The May 2011 issue of ISO Focus+ announced that the much anticipated ISO management system for energy management will soon be published in 2011.
ISO reports that 50001 will specify requirements for establishing, implementing, maintaining, and improving an energy management system, whose purpose is to enable an organization to follow a systematic approach in achieving continual improvement of energy performance, including energy efficiency, energy use, and consumption. This standard will specify requirements applicable to energy use and consumption, including measurement, documentation, and reporting, design and procurement practices for equipment, systems, processes, and personnel that contribute to energy performance. ISO indicates that it applies to all variables affecting energy performance that can be monitored and influenced by the organization. Read More
A challenge with sustainability auditing is first defining what should be audited. If sustainability practices are well-defined, the task is somewhat straightforward. When they are not, the internal risk management and audit function is challenged to define what “should” be done and then audit against it.
The December 2010 (pp. 49–52) issue of Internal Auditor contains a robust article that examines sustainability auditing issues and challenges.

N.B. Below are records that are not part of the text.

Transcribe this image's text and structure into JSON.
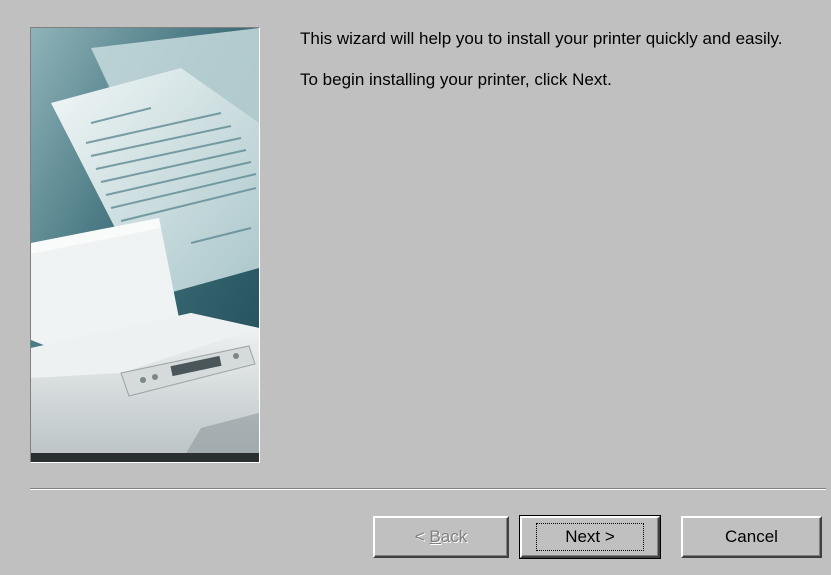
{
  "intro": {
    "line1": "This wizard will help you to install your printer quickly and easily.",
    "line2": "To begin installing your printer, click Next."
  },
  "buttons": {
    "back_prefix": "< ",
    "back_mnemonic": "B",
    "back_rest": "ack",
    "next_label": "Next >",
    "cancel_label": "Cancel"
  },
  "side_image": {
    "icon": "printer-with-paper-illustration",
    "colors": {
      "background": "#3e6f7a",
      "paper": "#dfe9ea",
      "printer": "#e6e9ea"
    }
  }
}
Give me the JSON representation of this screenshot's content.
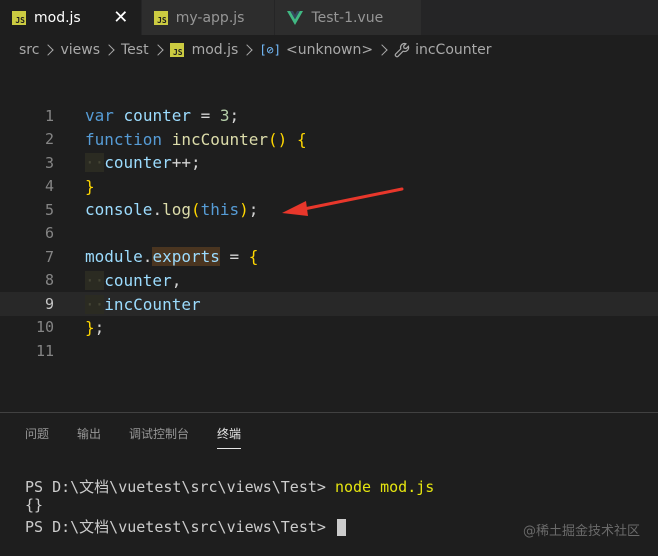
{
  "tabs": [
    {
      "label": "mod.js",
      "icon": "js-icon",
      "active": true,
      "close": "✕"
    },
    {
      "label": "my-app.js",
      "icon": "js-icon",
      "active": false
    },
    {
      "label": "Test-1.vue",
      "icon": "vue-icon",
      "active": false
    }
  ],
  "js_icon_text": "JS",
  "breadcrumb": {
    "items": [
      "src",
      "views",
      "Test",
      "mod.js",
      "<unknown>",
      "incCounter"
    ],
    "symbol_glyph": "[⊘]"
  },
  "editor": {
    "line_numbers": [
      "1",
      "2",
      "3",
      "4",
      "5",
      "6",
      "7",
      "8",
      "9",
      "10",
      "11"
    ],
    "current_line": "9",
    "lines": {
      "l1": {
        "kw": "var",
        "name": "counter",
        "op": " = ",
        "num": "3",
        "end": ";"
      },
      "l2": {
        "kw": "function",
        "fn": "incCounter",
        "paren": "()",
        "brace": "{"
      },
      "l3": {
        "ws": "··",
        "name": "counter",
        "rest": "++;"
      },
      "l4": {
        "brace": "}"
      },
      "l5": {
        "obj": "console",
        "dot": ".",
        "fn": "log",
        "open": "(",
        "kw": "this",
        "close": ")",
        "end": ";"
      },
      "l7": {
        "obj": "module",
        "dot": ".",
        "prop": "exports",
        "op": " = ",
        "brace": "{"
      },
      "l8": {
        "ws": "··",
        "name": "counter",
        "end": ","
      },
      "l9": {
        "ws": "··",
        "name": "incCounter"
      },
      "l10": {
        "brace": "}",
        "end": ";"
      }
    }
  },
  "panel": {
    "tabs": [
      "问题",
      "输出",
      "调试控制台",
      "终端"
    ],
    "active_tab": "终端",
    "terminal": {
      "line1_prompt": "PS D:\\文档\\vuetest\\src\\views\\Test> ",
      "line1_cmd": "node mod.js",
      "line2": "{}",
      "line3_prompt": "PS D:\\文档\\vuetest\\src\\views\\Test> "
    }
  },
  "watermark": "@稀土掘金技术社区",
  "colors": {
    "keyword": "#569cd6",
    "variable": "#9cdcfe",
    "function": "#dcdcaa",
    "number": "#b5cea8",
    "bracket": "#ffd700",
    "arrow": "#e8372b",
    "terminal_command": "#e5e510"
  }
}
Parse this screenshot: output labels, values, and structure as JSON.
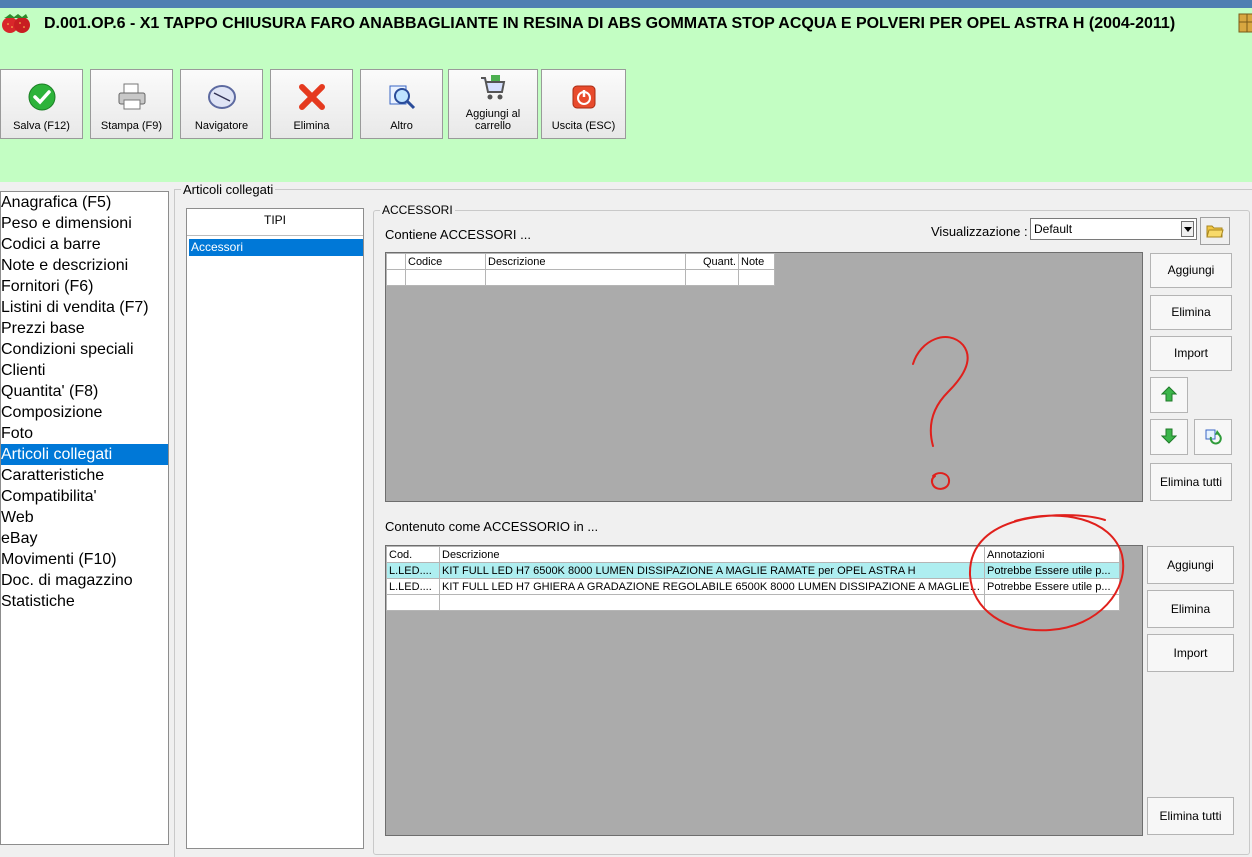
{
  "window": {
    "product_title": "D.001.OP.6 - X1 TAPPO CHIUSURA FARO ANABBAGLIANTE IN RESINA DI ABS GOMMATA STOP ACQUA E POLVERI PER OPEL ASTRA H (2004-2011)"
  },
  "toolbar": {
    "buttons": [
      {
        "label": "Salva (F12)",
        "icon": "check-icon"
      },
      {
        "label": "Stampa (F9)",
        "icon": "printer-icon"
      },
      {
        "label": "Navigatore",
        "icon": "compass-icon"
      },
      {
        "label": "Elimina",
        "icon": "x-icon"
      },
      {
        "label": "Altro",
        "icon": "magnifier-icon"
      },
      {
        "label": "Aggiungi al carrello",
        "icon": "cart-icon"
      },
      {
        "label": "Uscita (ESC)",
        "icon": "power-icon"
      }
    ]
  },
  "nav": {
    "items": [
      "Anagrafica (F5)",
      "Peso e dimensioni",
      "Codici a barre",
      "Note e descrizioni",
      "Fornitori (F6)",
      "Listini di vendita (F7)",
      "Prezzi base",
      "Condizioni speciali",
      "Clienti",
      "Quantita' (F8)",
      "Composizione",
      "Foto",
      "Articoli collegati",
      "Caratteristiche",
      "Compatibilita'",
      "Web",
      "eBay",
      "Movimenti (F10)",
      "Doc. di magazzino",
      "Statistiche"
    ],
    "selected": "Articoli collegati"
  },
  "collegati": {
    "legend": "Articoli collegati",
    "tipi_header": "TIPI",
    "tipi_items": [
      "Accessori"
    ]
  },
  "accessori": {
    "legend": "ACCESSORI",
    "contiene_label": "Contiene ACCESSORI ...",
    "visualizzazione_label": "Visualizzazione :",
    "visualizzazione_value": "Default",
    "top_grid": {
      "columns": [
        "Codice",
        "Descrizione",
        "Quant.",
        "Note"
      ]
    },
    "top_buttons": {
      "aggiungi": "Aggiungi",
      "elimina": "Elimina",
      "import": "Import",
      "elimina_tutti": "Elimina tutti"
    },
    "contenuto_label": "Contenuto come ACCESSORIO in ...",
    "bottom_grid": {
      "columns": [
        "Cod.",
        "Descrizione",
        "Annotazioni"
      ],
      "rows": [
        {
          "cod": "L.LED....",
          "descrizione": "KIT FULL LED H7 6500K 8000 LUMEN DISSIPAZIONE A MAGLIE RAMATE per OPEL ASTRA H",
          "annotazioni": "Potrebbe Essere utile p..."
        },
        {
          "cod": "L.LED....",
          "descrizione": "KIT FULL LED H7 GHIERA A GRADAZIONE REGOLABILE 6500K 8000 LUMEN DISSIPAZIONE A MAGLIE RAMATE ...",
          "annotazioni": "Potrebbe Essere utile p..."
        }
      ]
    },
    "bottom_buttons": {
      "aggiungi": "Aggiungi",
      "elimina": "Elimina",
      "import": "Import",
      "elimina_tutti": "Elimina tutti"
    }
  },
  "colors": {
    "header_bg": "#c3fec3",
    "selection": "#0078d7",
    "row_highlight": "#aeeef0",
    "annotation_ink": "#e0201c"
  }
}
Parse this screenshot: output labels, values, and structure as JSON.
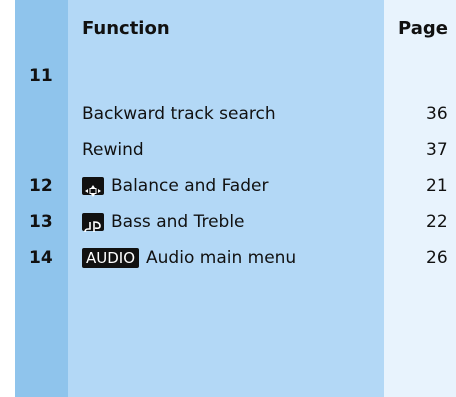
{
  "header": {
    "function": "Function",
    "page": "Page"
  },
  "rows": [
    {
      "number": "11",
      "function": "",
      "page": ""
    },
    {
      "number": "",
      "function": "Backward track search",
      "page": "36"
    },
    {
      "number": "",
      "function": "Rewind",
      "page": "37"
    },
    {
      "number": "12",
      "function": "Balance and Fader",
      "page": "21",
      "icon": "balance-fader-icon"
    },
    {
      "number": "13",
      "function": "Bass and Treble",
      "page": "22",
      "icon": "bass-treble-icon"
    },
    {
      "number": "14",
      "function": "Audio main menu",
      "page": "26",
      "icon_text": "AUDIO"
    }
  ],
  "colors": {
    "number_column": "#8fc4ec",
    "function_column": "#b3d8f6",
    "page_column": "#e8f3fd"
  }
}
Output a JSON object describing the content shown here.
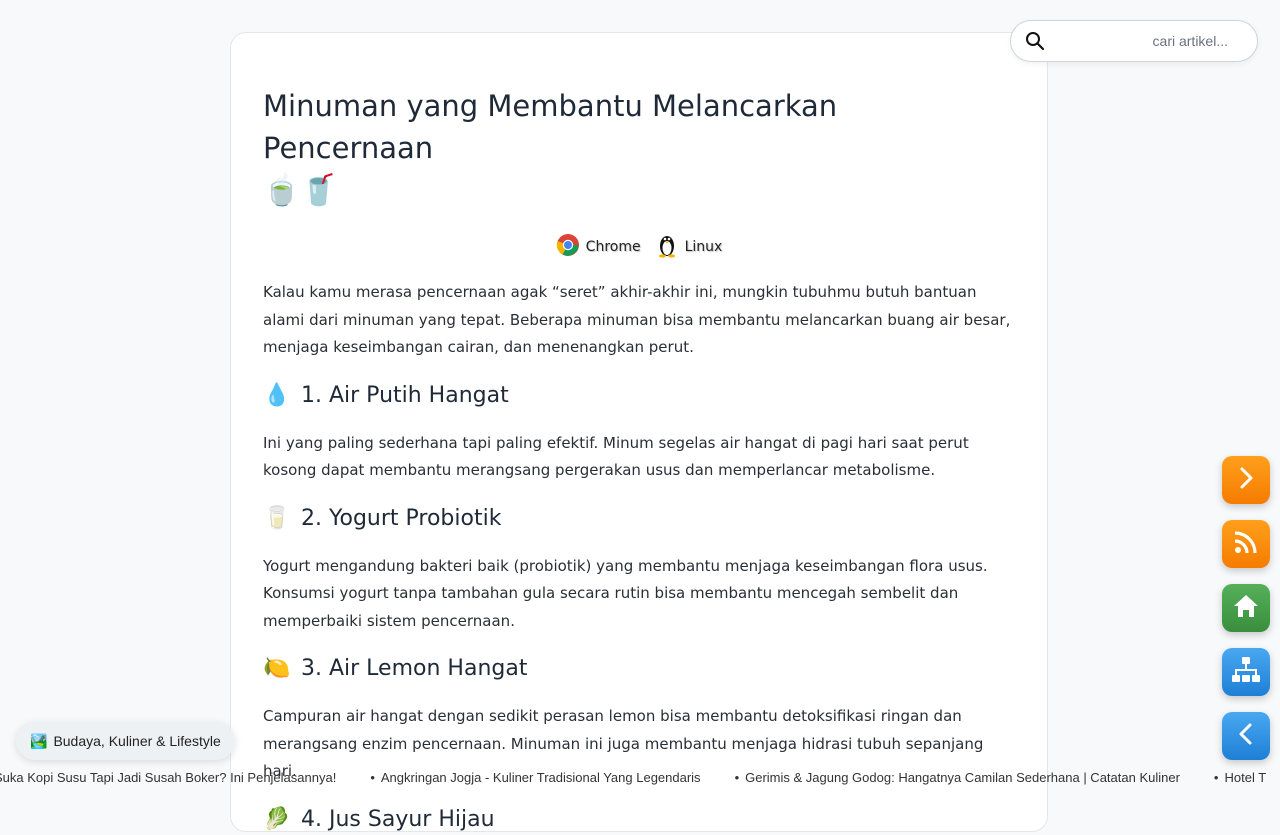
{
  "article": {
    "title": "Minuman yang Membantu Melancarkan Pencernaan",
    "title_emojis": "🍵🥤",
    "platforms": [
      {
        "icon": "chrome-icon",
        "label": "Chrome"
      },
      {
        "icon": "linux-tux-icon",
        "label": "Linux"
      }
    ],
    "intro": "Kalau kamu merasa pencernaan agak “seret” akhir-akhir ini, mungkin tubuhmu butuh bantuan alami dari minuman yang tepat. Beberapa minuman bisa membantu melancarkan buang air besar, menjaga keseimbangan cairan, dan menenangkan perut.",
    "sections": [
      {
        "emoji": "💧",
        "heading": "1. Air Putih Hangat",
        "text": "Ini yang paling sederhana tapi paling efektif. Minum segelas air hangat di pagi hari saat perut kosong dapat membantu merangsang pergerakan usus dan memperlancar metabolisme."
      },
      {
        "emoji": "🥛",
        "heading": "2. Yogurt Probiotik",
        "text": "Yogurt mengandung bakteri baik (probiotik) yang membantu menjaga keseimbangan flora usus. Konsumsi yogurt tanpa tambahan gula secara rutin bisa membantu mencegah sembelit dan memperbaiki sistem pencernaan."
      },
      {
        "emoji": "🍋",
        "heading": "3. Air Lemon Hangat",
        "text": "Campuran air hangat dengan sedikit perasan lemon bisa membantu detoksifikasi ringan dan merangsang enzim pencernaan. Minuman ini juga membantu menjaga hidrasi tubuh sepanjang hari."
      },
      {
        "emoji": "🥬",
        "heading": "4. Jus Sayur Hijau",
        "text": ""
      }
    ]
  },
  "search": {
    "placeholder": "cari artikel...",
    "value": ""
  },
  "side_buttons": [
    {
      "name": "next-button",
      "icon": "chevron-right-icon",
      "color": "#f57c00"
    },
    {
      "name": "rss-button",
      "icon": "rss-icon",
      "color": "#f57c00"
    },
    {
      "name": "home-button",
      "icon": "home-icon",
      "color": "#388e3c"
    },
    {
      "name": "sitemap-button",
      "icon": "sitemap-icon",
      "color": "#1e7fd6"
    },
    {
      "name": "back-button",
      "icon": "chevron-left-icon",
      "color": "#1e7fd6"
    }
  ],
  "category_chip": {
    "emoji": "🏞️",
    "label": "Budaya, Kuliner & Lifestyle"
  },
  "ticker": [
    "Suka Kopi Susu Tapi Jadi Susah Boker? Ini Penjelasannya!",
    "Angkringan Jogja - Kuliner Tradisional Yang Legendaris",
    "Gerimis & Jagung Godog: Hangatnya Camilan Sederhana | Catatan Kuliner",
    "Hotel T"
  ],
  "ticker_bullet": "•"
}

“Equipped to Sustain” presents a set of traditional triple-bottom-line audit issues, along with a handful of others, including (1) supply chain reporting, (2) life cycle assessment, and (3) non-financial reporting. The article provides a bundle of questions, in 10 groups, to ask during a sustainability audit. It also offers recommendations as to how to provide internal assurance and testing, along with tips on educating management of the value of using external frameworks, guidelines, or standards, such as the GRI G3, AccountAbility’s AA1000, and even ISO 9000.